But he figured it out and sent the lady a voiceover demo tape, attended voiceover school and, over the past 30 years, has done more than a thousand voiceovers, both locally and nationally, for radio, television and Sony® Playstation.
Soon after that first, unexpected announcing gig, Lewandowski was contracted to serve as the voice of the San Diego Polo Club, where he announced for almost 30 years until the club closed in 2019. However, the end of the polo club was not the end of his announcing career. Lewandowski’s reputation was known internationally and has kept him very active in the business, announcing at polo events around the nation and abroad. For the past 31 years, he has called matches from coast to coast and around the world, including the Dublin Polo Club in Ireland, the World Cup in Mexico City, Mexico and for ESPN. At championship events, he can call as many as three matches per day.
“Oftentimes, younger announcers will call the early matches and I call the featured competitions at the event,” he said. “I still remember when I was one of those young announcers calling those first games.” Polo is an expensive sport to maintain. The cost of raising, training and traveling with the horses most often means the athletes who excel are from high-net-worth families. They are also traditionally very philanthropically engaged, with almost every player raising funds for a variety of charities. Since he was an announcer with a strong, clear speaking voice, Lewandowski was often asked to serve as an amateur auctioneer at their functions.
“I was just awful at first,” Lewandowski said. “But all of the big matches are tied to a charity fundraiser, so being an announcer and an auctioneer kind of fed off each other.” Lewandowski kept honing his auctioneering skills until he perfected that art as well as polo announcing.
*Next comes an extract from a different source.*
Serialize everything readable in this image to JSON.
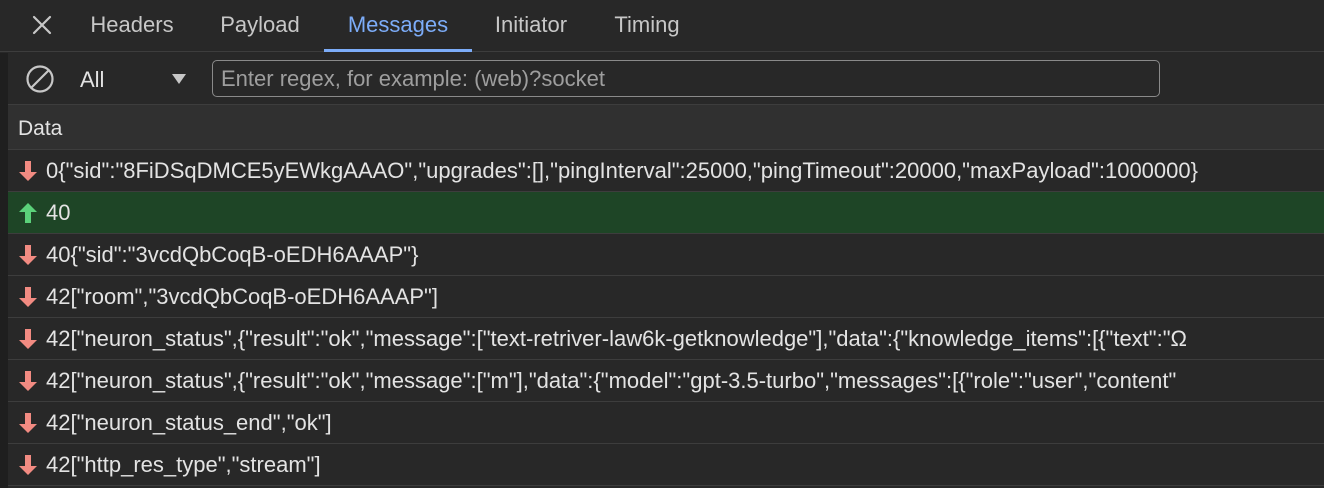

Now, more than 30 years later, his services are still very much in demand, with contracts to conduct around 35 charity auctions every year all around the country. His talent has helped raise millions of dollars for nonprofits.
Lewandowski said being a polo announcer is a relatively rare talent, but being a polo announcer who is also an auctioneer is even more unique.
“We could hold our polo announcer convention in a booth at Waffle House,” Lewandowski said. “But we could hold our polo announcer-auctioneer convention in a phonebooth.”
Veteran. Polo player. Polo announcer. Voiceover professional. Auctioneer. Auburn Man. And it all began as a fluke. Or fate.
Steve’s Top 12 polo phrases
At the halftime divot stomp: “Remember, if they’re still steaming, they’re probably not divots.”
“He’s/she’s as quick as a rattlesnake on amphetamines.”
When two players are pushing each other for the line of the ball: “It looks like they’re sharing the saddle.”
After a big shot down the field: “He/she sent the spheroid sailing skyward.”
When the ball goes far enough, but in the wrong direction: “He’s/she’s got plenty of sail, but not enough rudder.”
Hard hit: “He/she absolutely blistered that ball!”
When players are in scoring position: “Looks like he/she is on the dance floor.”
When a poor or misdirected shot is hit: “Looks like that’s not the shot he/she wanted.”
A great effort, but ultimately no good: “Son of a biscuit!”
When a player gets on the ball quickly: “He/she was on that ball like a hobo on a ham sandwich.”
“He’s/she’s tougher than a two dollar steak.”
On a shot that misses, especially an easy one: “The ball was obviously prevented from going in the goal because of the invisible electro-magnetic force field that is in effect.”
EXTRA, EXTRA, EXTRA!
Four players on horses play on each team at an outdoor arena; three players on horses play at indoor events.
To not overwork the horses, generally riders change horses at the end of every chukker.
At halftime of each match, spectators participate in the Divot Stomp. They cover the field to replace the divots that have been created by the horses’ hooves. Lewandowski reminds those “if they are still steaming, they are probably not divots.”
Lewandowski calls a match as if the spectators are first-time attenders, because many of them are.
In the 1930s, the United States cavalry utilized polo to maintain warfare skills. During that same time period, Auburn fielded a really good polo team.